This Austin Artist Creates Collages That Look Like Paintings


artist laurie carswell creating a collage on the floor

Artist Laurie Carswell often likes to create her collages on the floor.

Sometimes, an artist can pinpoint the precise moment when their creative path careened in a new direction. For Laurie Carswell, inspiration struck during a sunset stroll along Austin’s serene Lady Bird Lake. She looked up at an iconic bronze sculpture of Stevie Ray Vaughan, guitar in hand, poised before the waterfront and the cityscape. “The sky was fading from purple to pink,” Carswell remembers. “The buildings were glowing and reflecting beautiful colors, and I saw it in layers. I thought, ‘Oh my gosh, I can paint this with paper.’ ”

Painting with paper aptly describes Carswell’s collages, which exude a painterly quality that is distinct. “I explore the illusion of depth using paper,” the artist explains. “How much depth I can create is determined by what colors I’m layering.”

framed floral collage by Laurie Carswell

Focusing on color and texture allows the artist to create a sense of depth.

collage of a rose by Laurie Carswell resting on an easel

Carswell’s Texas Rose rests on an easel in her backyard studio.

collage flowers made by Laurie Carswell

Scraps from wallpaper samples and discarded books compose the detailed collages.

geometric collage by Laurie Carswell

For a new series, uniform shapes explore architecture and pattern.

floral collage by Laurie Carswell

Flowers, which she creates from magazine pages, top the list of her favorite subjects.

While magazines and catalogs comprise the bulk of her media, she also gathers discarded books and spare wallpaper samples. “It’s a great sustainable source because there are constantly designs that are being retired,” she says of the latter. She pulls her materials according to color before spreading them around her in a whirlwind of scraps, then manipulates the paper by cutting, ripping, rubbing and even crumpling it to create different textural qualities. “I find that every collage needs to have some tearing in it, because when you tear paper, it softens the transition from piece to piece,” she describes.

This creative approach is also a testament to the artist’s journey, one that has unfolded gradually.

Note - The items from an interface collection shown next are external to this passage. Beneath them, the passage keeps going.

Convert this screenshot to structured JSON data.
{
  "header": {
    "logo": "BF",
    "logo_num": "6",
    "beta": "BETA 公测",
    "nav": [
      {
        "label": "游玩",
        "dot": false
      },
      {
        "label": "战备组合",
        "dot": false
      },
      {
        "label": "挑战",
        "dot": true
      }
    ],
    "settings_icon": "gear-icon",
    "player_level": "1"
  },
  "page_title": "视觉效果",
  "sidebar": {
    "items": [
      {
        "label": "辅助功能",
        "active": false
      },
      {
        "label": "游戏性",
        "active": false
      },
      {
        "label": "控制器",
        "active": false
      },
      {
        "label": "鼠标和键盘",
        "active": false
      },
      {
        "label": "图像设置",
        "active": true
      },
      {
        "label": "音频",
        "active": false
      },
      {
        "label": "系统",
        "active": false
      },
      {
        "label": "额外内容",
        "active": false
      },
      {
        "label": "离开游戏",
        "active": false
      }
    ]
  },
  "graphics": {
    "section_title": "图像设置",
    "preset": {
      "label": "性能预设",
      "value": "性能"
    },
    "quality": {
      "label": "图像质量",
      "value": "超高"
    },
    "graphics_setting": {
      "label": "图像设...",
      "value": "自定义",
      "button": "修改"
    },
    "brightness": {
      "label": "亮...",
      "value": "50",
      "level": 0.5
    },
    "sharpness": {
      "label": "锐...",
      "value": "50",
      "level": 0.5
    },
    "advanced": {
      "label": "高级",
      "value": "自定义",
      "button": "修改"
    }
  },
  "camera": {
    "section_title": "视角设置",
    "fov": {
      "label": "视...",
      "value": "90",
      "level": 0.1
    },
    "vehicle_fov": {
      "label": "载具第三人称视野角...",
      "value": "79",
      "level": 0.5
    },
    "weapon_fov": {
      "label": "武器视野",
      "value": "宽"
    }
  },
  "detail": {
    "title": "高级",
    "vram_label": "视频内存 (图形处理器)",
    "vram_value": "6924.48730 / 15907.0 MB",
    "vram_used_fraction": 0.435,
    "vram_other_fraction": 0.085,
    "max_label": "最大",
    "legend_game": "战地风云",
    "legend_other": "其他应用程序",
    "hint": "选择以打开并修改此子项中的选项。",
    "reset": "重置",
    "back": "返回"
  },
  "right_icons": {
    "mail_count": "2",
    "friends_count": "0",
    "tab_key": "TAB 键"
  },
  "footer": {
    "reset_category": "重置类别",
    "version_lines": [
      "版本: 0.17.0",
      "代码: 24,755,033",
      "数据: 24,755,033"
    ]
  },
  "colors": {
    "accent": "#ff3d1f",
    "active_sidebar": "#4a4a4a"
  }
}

Carswell hadn’t initially set out to be a fine artist, let alone a collage maker. She began her career designing theater sets. When personal ties landed her in Austin, she began teaching art before realizing her call to create. “I just felt the pull to be an artist, practice on my own and at least give it a try,” she reminisces.

After building an art studio in her backyard last year, Carswell now feels particularly expansive. “The collage process is very messy—imagine an entire floor covered in paper. It became evident that I needed my own enclosed space,” she says. “Having a studio has allowed me to propel into new artistic directions because I can leave projects in a more delicate state.” The artist has also found that with a room of her own, she can produce larger and more intricate pieces.

Her craft has recently evolved to include a series depicting close-up scenes of figures enjoying Barton Springs—something new for Carswell, who built the bulk of her portfolio on still lifes and landscapes. Hours spent photographing the swimming hole produce reference shots, which she uses as a guide while zooming in on vignettes and emphasizing certain aspects.

She’s also begun to varnish her compositions, so they no longer need to be displayed behind glass. “I can have a bumpy, textured surface that looks more like a painting on a panel,” the artist notes. “There’s no barrier between the viewer and the piece.”